The SGA, whose members have assisted fire crews at wildfires nationwide, says the park’s blueprint to tackle major blazes is “nonexistent”. It claims the plan is overly dependent on a presumption that, should a large wildfire start and run out of control, local gamekeepers and land managers will “bail them out”. 

Cairngorms leaders’ “creeping attempts” over recent years to restrict muirburn have led to resentment and tensions with resident land managers within the park. As a result, the SGA believes the park’s wildfire strategy is fraught with risk. With such a dangerous volume of vegetative fuel to burn in certain areas, the SGA believes it is not fair to expect their members to attend every emergency. 

These comments come as the Cairngorms National Park Authority’s Fire Management consultation closed last week. A potential blanket byelaw restriction on muirburn, when fire danger warnings reach a certain level, has further strained relations between park leaders and land managers. SGA chairman Alex Hogg said: “The park’s wildfire plan seems to rest on the shoulders of the Fire Service, helped by gamekeepers and land managers. Without full cooperation, realistically, what is the park’s plan B?

“The government body Forestry and Land Scotland won’t train and equip staff to attend fires outside of their own forests and have said so in recent meetings. Conservation or NGO [non-governmental organisation] landowners, with the exception of Wildland, don’t have the equipment or skill to help. The NGOs have tried to put roadblocks in the way of professionals undertaking controlled burning at every step of the way, so they won’t help,”

A spokesman for the CNPA said: “The park authority has been seeking views on an open consultation and we’re delighted that over 1,500 people have responded so far. All the responses will be analysed before a recommendation is made to the board in June.” 

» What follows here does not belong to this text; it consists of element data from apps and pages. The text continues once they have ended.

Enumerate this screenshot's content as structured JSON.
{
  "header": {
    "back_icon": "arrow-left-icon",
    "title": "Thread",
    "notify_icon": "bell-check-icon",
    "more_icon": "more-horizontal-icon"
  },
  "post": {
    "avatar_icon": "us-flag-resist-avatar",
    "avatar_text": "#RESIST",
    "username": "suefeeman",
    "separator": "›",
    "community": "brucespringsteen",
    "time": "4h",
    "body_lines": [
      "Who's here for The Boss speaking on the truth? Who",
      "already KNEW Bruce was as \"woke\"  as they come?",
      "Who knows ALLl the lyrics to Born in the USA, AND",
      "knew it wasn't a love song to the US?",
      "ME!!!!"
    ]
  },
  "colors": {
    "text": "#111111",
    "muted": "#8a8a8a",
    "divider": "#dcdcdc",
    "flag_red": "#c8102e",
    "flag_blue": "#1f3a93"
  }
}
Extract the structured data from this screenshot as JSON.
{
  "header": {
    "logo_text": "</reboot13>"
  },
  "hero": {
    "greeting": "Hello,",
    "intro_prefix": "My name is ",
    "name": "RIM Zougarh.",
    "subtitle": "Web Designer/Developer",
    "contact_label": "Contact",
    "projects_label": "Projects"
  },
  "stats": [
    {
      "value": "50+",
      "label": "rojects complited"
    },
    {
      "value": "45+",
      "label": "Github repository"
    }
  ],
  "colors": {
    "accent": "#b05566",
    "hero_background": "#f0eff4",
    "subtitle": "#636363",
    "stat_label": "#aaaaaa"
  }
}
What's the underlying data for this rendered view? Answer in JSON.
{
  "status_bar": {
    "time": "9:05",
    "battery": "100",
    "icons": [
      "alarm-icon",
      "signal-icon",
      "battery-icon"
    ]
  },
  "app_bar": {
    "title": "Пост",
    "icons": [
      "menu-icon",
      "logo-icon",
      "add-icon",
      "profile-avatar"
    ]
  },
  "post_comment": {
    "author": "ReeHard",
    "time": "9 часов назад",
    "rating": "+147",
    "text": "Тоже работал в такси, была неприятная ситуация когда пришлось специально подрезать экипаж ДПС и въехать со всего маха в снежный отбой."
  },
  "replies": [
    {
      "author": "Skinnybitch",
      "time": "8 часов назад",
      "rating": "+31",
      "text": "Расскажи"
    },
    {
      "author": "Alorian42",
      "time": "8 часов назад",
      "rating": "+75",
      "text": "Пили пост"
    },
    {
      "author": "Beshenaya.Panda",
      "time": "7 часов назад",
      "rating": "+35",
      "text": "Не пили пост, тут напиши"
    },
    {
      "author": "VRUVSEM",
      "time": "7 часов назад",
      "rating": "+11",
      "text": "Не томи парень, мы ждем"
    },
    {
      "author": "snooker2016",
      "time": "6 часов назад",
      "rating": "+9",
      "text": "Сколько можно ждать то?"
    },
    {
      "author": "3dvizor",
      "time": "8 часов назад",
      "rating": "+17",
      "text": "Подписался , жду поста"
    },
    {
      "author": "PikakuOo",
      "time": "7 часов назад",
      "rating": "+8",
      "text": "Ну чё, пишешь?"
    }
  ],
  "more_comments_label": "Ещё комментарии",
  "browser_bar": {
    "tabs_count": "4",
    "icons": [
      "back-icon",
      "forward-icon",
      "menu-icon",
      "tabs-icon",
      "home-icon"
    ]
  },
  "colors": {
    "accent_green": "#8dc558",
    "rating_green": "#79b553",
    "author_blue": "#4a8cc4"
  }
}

Last year, keepers assisted the Scottish Fire and Rescue Service at large fires at Cannich, and Daviot and in 2019, 48 local gamekeepers, with specialised equipment, helped extinguish the Moray fire, which burned for 44 square miles over 17 days.